My dad kept all kinds of records: he maintained numerous clippings from the NYS Conservation magazine, and kept a journal detailing the weather as well as other odd entries. I lost one of the journals, probably the second one, whilst moving from Branson back to Chateaugay Lake, but I have all of the others, and someday will transcribe them to this history.
His scrapbook consisted mainly of historical clippings, as well as items about cousins and neighbors. Because it was so interesting, I began scanning the photos he’d collected as well as transcribing the historical texts, and uploaded a lot of this material to a website in 1998.
That website seems to be rather popular, based on the number of hits it receives. Also, it seems as though everybody and their brother now links to it, including Wikipedia. Therefore, although my site is in need of an overhaul and redesign, because these other people have linked not to my index page, but to subdirectories, something that really isn’t the best idea, I’m now more or less forced to maintain those pages that have links to the various articles.

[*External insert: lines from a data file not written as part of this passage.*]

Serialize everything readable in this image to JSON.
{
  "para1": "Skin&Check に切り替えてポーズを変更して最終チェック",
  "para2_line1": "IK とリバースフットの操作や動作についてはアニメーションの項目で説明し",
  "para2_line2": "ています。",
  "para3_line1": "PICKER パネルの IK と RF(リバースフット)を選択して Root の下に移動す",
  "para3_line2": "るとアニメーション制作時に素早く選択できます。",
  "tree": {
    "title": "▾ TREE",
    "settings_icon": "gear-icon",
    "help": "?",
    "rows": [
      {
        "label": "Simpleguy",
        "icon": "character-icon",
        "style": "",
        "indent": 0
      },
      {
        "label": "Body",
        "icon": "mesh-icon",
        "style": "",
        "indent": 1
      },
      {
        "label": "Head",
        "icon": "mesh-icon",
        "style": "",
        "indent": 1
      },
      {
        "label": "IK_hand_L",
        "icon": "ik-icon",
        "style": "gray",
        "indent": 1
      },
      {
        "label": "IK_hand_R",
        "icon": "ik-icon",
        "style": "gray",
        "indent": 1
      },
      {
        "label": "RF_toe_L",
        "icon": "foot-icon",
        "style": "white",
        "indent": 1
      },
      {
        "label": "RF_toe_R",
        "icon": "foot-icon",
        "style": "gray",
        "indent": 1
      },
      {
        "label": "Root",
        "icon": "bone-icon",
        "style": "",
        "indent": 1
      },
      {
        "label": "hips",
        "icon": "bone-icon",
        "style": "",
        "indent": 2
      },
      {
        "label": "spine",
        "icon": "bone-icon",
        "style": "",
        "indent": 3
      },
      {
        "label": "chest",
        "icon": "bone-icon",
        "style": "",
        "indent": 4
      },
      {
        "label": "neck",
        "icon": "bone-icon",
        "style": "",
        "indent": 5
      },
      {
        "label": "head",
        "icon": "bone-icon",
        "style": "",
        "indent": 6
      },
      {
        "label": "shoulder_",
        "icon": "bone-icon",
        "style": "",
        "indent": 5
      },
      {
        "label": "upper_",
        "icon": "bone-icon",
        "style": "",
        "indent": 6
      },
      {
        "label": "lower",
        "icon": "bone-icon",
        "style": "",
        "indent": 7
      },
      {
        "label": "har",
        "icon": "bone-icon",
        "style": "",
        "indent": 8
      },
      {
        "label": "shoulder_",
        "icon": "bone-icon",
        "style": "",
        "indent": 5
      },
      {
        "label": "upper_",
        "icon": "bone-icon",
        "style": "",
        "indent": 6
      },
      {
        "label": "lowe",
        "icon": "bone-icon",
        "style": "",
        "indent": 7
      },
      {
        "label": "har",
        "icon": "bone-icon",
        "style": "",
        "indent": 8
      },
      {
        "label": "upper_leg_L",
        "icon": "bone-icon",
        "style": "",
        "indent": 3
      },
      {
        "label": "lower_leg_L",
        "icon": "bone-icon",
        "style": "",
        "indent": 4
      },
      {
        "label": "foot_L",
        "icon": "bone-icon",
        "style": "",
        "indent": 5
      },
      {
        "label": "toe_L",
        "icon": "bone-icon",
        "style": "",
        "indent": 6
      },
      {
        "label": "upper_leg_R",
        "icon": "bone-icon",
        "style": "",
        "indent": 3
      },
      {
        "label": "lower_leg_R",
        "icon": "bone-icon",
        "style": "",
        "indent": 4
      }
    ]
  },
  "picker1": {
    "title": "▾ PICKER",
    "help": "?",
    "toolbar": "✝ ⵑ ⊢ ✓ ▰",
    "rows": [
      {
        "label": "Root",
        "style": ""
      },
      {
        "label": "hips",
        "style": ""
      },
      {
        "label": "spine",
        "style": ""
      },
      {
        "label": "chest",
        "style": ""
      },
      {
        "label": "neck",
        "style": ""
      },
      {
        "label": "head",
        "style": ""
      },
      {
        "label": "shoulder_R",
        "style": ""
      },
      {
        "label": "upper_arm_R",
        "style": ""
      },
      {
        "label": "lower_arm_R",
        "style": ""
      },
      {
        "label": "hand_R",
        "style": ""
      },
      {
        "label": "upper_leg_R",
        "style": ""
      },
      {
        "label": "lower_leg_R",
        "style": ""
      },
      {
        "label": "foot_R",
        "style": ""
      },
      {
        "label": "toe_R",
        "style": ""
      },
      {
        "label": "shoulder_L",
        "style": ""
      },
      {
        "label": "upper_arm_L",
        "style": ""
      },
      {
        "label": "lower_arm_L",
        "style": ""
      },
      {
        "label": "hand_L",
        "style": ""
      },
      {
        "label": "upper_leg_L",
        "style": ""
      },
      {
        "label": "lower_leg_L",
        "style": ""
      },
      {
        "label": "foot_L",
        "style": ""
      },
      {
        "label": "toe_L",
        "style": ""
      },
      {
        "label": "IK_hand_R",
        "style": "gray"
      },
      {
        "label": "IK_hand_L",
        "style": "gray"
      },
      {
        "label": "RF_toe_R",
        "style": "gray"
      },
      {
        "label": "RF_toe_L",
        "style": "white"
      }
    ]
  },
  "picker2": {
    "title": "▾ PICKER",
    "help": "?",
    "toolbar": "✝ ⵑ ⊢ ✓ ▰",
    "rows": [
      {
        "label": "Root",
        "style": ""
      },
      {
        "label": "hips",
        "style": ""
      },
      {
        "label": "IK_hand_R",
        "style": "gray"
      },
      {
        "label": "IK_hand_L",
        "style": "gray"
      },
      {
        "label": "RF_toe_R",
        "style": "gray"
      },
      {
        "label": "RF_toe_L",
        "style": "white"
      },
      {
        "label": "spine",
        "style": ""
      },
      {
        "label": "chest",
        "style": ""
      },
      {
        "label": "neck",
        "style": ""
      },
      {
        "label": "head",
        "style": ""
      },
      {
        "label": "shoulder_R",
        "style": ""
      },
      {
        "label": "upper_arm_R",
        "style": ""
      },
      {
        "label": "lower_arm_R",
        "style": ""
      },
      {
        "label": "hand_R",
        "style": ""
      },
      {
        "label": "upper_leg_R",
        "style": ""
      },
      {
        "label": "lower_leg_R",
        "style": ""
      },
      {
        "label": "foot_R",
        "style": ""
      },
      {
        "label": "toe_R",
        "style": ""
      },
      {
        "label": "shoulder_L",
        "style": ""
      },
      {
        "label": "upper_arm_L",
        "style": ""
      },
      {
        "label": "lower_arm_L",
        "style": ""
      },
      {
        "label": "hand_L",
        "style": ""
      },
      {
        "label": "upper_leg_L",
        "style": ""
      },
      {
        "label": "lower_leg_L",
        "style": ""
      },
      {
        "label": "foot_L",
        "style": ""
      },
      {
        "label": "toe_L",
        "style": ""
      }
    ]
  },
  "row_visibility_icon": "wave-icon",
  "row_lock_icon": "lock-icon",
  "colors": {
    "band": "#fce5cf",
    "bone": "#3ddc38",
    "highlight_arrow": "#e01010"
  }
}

However, I’ve decided to move the individual articles and photos to a blog format. For one thing, I dislike the ads that are now on the original site. Another reason, is that the blogs offer somewhat of a more open format, but what I really like is the fact that other people can leave comments on the various articles that I post. In this way, I hope that others will read, and perhaps even contribute to our history.